What follows is a set of records. Repeat them word for word.
--- Records for the exercise Enclosed Below ---
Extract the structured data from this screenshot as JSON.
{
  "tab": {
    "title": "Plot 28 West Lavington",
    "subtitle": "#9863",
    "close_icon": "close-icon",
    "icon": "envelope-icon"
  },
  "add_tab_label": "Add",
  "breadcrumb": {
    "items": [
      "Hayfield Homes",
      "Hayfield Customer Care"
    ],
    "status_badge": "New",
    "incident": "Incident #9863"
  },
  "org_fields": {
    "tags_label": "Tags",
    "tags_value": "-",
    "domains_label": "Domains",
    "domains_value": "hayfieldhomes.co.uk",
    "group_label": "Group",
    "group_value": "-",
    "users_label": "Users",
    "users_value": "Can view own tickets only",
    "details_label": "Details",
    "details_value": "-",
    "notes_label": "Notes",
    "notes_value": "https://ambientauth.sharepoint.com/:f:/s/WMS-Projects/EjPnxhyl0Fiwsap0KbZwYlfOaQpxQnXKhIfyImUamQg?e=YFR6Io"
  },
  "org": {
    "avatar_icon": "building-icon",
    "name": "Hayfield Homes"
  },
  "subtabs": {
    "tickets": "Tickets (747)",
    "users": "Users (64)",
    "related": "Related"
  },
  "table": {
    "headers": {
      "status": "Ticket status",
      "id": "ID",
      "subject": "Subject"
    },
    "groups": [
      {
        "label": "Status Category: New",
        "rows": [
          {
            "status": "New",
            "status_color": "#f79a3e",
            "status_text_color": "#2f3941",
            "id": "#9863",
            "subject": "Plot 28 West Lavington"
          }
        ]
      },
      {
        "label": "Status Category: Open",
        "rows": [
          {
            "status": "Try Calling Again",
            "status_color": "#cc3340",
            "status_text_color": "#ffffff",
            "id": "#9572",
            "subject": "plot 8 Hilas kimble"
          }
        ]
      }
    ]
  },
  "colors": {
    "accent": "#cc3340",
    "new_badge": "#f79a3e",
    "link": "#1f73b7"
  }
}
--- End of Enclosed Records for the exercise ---
Problem solution:
Extract the structured data from this screenshot as JSON.
{
  "tab": {
    "title": "Plot 28 West Lavington",
    "subtitle": "#9863",
    "close_icon": "close-icon",
    "icon": "envelope-icon"
  },
  "add_tab_label": "Add",
  "breadcrumb": {
    "items": [
      "Hayfield Homes",
      "Hayfield Customer Care"
    ],
    "status_badge": "New",
    "incident": "Incident #9863"
  },
  "org_fields": {
    "tags_label": "Tags",
    "tags_value": "-",
    "domains_label": "Domains",
    "domains_value": "hayfieldhomes.co.uk",
    "group_label": "Group",
    "group_value": "-",
    "users_label": "Users",
    "users_value": "Can view own tickets only",
    "details_label": "Details",
    "details_value": "-",
    "notes_label": "Notes",
    "notes_value": "https://ambientauth.sharepoint.com/:f:/s/WMS-Projects/EjPnxhyl0Fiwsap0KbZwYlfOaQpxQnXKhIfyImUamQg?e=YFR6Io"
  },
  "org": {
    "avatar_icon": "building-icon",
    "name": "Hayfield Homes"
  },
  "subtabs": {
    "tickets": "Tickets (747)",
    "users": "Users (64)",
    "related": "Related"
  },
  "table": {
    "headers": {
      "status": "Ticket status",
      "id": "ID",
      "subject": "Subject"
    },
    "groups": [
      {
        "label": "Status Category: New",
        "rows": [
          {
            "status": "New",
            "status_color": "#f79a3e",
            "status_text_color": "#2f3941",
            "id": "#9863",
            "subject": "Plot 28 West Lavington"
          }
        ]
      },
      {
        "label": "Status Category: Open",
        "rows": [
          {
            "status": "Try Calling Again",
            "status_color": "#cc3340",
            "status_text_color": "#ffffff",
            "id": "#9572",
            "subject": "plot 8 Hilas kimble"
          }
        ]
      }
    ]
  },
  "colors": {
    "accent": "#cc3340",
    "new_badge": "#f79a3e",
    "link": "#1f73b7"
  }
}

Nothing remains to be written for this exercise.